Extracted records

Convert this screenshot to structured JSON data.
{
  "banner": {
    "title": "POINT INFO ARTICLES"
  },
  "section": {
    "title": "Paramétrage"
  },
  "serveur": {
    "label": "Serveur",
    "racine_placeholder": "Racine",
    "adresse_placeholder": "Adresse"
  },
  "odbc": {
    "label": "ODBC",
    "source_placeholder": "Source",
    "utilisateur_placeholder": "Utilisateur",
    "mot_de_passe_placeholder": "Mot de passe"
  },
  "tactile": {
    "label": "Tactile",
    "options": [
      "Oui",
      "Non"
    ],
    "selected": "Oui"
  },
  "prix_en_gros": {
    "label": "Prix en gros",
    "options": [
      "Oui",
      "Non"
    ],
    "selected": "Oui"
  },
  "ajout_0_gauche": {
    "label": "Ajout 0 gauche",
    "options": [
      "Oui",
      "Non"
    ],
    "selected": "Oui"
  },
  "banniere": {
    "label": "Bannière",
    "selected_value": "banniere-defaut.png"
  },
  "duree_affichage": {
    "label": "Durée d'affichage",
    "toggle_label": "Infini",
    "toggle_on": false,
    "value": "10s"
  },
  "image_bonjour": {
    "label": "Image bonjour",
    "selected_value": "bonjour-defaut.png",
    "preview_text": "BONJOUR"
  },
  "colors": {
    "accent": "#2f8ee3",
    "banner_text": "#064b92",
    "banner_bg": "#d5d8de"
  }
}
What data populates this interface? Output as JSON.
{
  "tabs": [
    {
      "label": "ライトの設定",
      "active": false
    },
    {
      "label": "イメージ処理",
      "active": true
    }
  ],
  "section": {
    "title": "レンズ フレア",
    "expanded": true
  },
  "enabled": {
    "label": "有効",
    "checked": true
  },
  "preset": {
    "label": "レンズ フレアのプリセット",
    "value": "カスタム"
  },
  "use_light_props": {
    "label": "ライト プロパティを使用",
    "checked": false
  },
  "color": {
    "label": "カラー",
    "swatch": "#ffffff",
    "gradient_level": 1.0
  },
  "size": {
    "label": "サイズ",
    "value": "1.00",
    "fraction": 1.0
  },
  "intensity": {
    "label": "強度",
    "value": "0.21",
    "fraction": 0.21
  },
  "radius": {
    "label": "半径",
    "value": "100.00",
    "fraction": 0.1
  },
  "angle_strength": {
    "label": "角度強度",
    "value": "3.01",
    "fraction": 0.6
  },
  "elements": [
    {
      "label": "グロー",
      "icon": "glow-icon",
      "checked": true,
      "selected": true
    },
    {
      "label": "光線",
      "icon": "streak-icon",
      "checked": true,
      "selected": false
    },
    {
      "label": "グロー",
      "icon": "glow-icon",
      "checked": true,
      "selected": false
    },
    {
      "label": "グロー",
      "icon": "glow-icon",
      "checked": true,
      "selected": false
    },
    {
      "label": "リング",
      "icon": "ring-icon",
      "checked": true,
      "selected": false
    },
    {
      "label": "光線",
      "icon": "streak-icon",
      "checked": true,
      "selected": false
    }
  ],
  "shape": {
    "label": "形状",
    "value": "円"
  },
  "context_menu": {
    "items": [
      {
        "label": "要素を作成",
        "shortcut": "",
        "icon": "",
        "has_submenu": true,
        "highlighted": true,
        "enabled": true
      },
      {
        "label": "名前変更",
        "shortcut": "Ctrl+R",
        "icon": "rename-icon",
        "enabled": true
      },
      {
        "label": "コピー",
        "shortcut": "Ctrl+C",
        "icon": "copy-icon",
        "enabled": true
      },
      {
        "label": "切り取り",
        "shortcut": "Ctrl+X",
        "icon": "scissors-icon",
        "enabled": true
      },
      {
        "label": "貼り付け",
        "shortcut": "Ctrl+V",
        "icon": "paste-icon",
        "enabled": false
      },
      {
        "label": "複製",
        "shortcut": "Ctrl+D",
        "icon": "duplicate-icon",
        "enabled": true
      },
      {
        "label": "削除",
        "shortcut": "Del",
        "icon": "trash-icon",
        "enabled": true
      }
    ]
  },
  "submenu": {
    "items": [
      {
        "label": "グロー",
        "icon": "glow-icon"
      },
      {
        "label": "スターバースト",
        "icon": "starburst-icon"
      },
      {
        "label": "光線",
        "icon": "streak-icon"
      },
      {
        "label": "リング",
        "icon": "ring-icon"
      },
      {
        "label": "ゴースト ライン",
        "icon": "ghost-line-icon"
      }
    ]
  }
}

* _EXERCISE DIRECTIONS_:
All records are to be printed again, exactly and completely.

* _SOLUTION BELOW_:
Convert this screenshot to structured JSON data.
{
  "banner": {
    "title": "POINT INFO ARTICLES"
  },
  "section": {
    "title": "Paramétrage"
  },
  "serveur": {
    "label": "Serveur",
    "racine_placeholder": "Racine",
    "adresse_placeholder": "Adresse"
  },
  "odbc": {
    "label": "ODBC",
    "source_placeholder": "Source",
    "utilisateur_placeholder": "Utilisateur",
    "mot_de_passe_placeholder": "Mot de passe"
  },
  "tactile": {
    "label": "Tactile",
    "options": [
      "Oui",
      "Non"
    ],
    "selected": "Oui"
  },
  "prix_en_gros": {
    "label": "Prix en gros",
    "options": [
      "Oui",
      "Non"
    ],
    "selected": "Oui"
  },
  "ajout_0_gauche": {
    "label": "Ajout 0 gauche",
    "options": [
      "Oui",
      "Non"
    ],
    "selected": "Oui"
  },
  "banniere": {
    "label": "Bannière",
    "selected_value": "banniere-defaut.png"
  },
  "duree_affichage": {
    "label": "Durée d'affichage",
    "toggle_label": "Infini",
    "toggle_on": false,
    "value": "10s"
  },
  "image_bonjour": {
    "label": "Image bonjour",
    "selected_value": "bonjour-defaut.png",
    "preview_text": "BONJOUR"
  },
  "colors": {
    "accent": "#2f8ee3",
    "banner_text": "#064b92",
    "banner_bg": "#d5d8de"
  }
}
What data populates this interface? Output as JSON.
{
  "tabs": [
    {
      "label": "ライトの設定",
      "active": false
    },
    {
      "label": "イメージ処理",
      "active": true
    }
  ],
  "section": {
    "title": "レンズ フレア",
    "expanded": true
  },
  "enabled": {
    "label": "有効",
    "checked": true
  },
  "preset": {
    "label": "レンズ フレアのプリセット",
    "value": "カスタム"
  },
  "use_light_props": {
    "label": "ライト プロパティを使用",
    "checked": false
  },
  "color": {
    "label": "カラー",
    "swatch": "#ffffff",
    "gradient_level": 1.0
  },
  "size": {
    "label": "サイズ",
    "value": "1.00",
    "fraction": 1.0
  },
  "intensity": {
    "label": "強度",
    "value": "0.21",
    "fraction": 0.21
  },
  "radius": {
    "label": "半径",
    "value": "100.00",
    "fraction": 0.1
  },
  "angle_strength": {
    "label": "角度強度",
    "value": "3.01",
    "fraction": 0.6
  },
  "elements": [
    {
      "label": "グロー",
      "icon": "glow-icon",
      "checked": true,
      "selected": true
    },
    {
      "label": "光線",
      "icon": "streak-icon",
      "checked": true,
      "selected": false
    },
    {
      "label": "グロー",
      "icon": "glow-icon",
      "checked": true,
      "selected": false
    },
    {
      "label": "グロー",
      "icon": "glow-icon",
      "checked": true,
      "selected": false
    },
    {
      "label": "リング",
      "icon": "ring-icon",
      "checked": true,
      "selected": false
    },
    {
      "label": "光線",
      "icon": "streak-icon",
      "checked": true,
      "selected": false
    }
  ],
  "shape": {
    "label": "形状",
    "value": "円"
  },
  "context_menu": {
    "items": [
      {
        "label": "要素を作成",
        "shortcut": "",
        "icon": "",
        "has_submenu": true,
        "highlighted": true,
        "enabled": true
      },
      {
        "label": "名前変更",
        "shortcut": "Ctrl+R",
        "icon": "rename-icon",
        "enabled": true
      },
      {
        "label": "コピー",
        "shortcut": "Ctrl+C",
        "icon": "copy-icon",
        "enabled": true
      },
      {
        "label": "切り取り",
        "shortcut": "Ctrl+X",
        "icon": "scissors-icon",
        "enabled": true
      },
      {
        "label": "貼り付け",
        "shortcut": "Ctrl+V",
        "icon": "paste-icon",
        "enabled": false
      },
      {
        "label": "複製",
        "shortcut": "Ctrl+D",
        "icon": "duplicate-icon",
        "enabled": true
      },
      {
        "label": "削除",
        "shortcut": "Del",
        "icon": "trash-icon",
        "enabled": true
      }
    ]
  },
  "submenu": {
    "items": [
      {
        "label": "グロー",
        "icon": "glow-icon"
      },
      {
        "label": "スターバースト",
        "icon": "starburst-icon"
      },
      {
        "label": "光線",
        "icon": "streak-icon"
      },
      {
        "label": "リング",
        "icon": "ring-icon"
      },
      {
        "label": "ゴースト ライン",
        "icon": "ghost-line-icon"
      }
    ]
  }
}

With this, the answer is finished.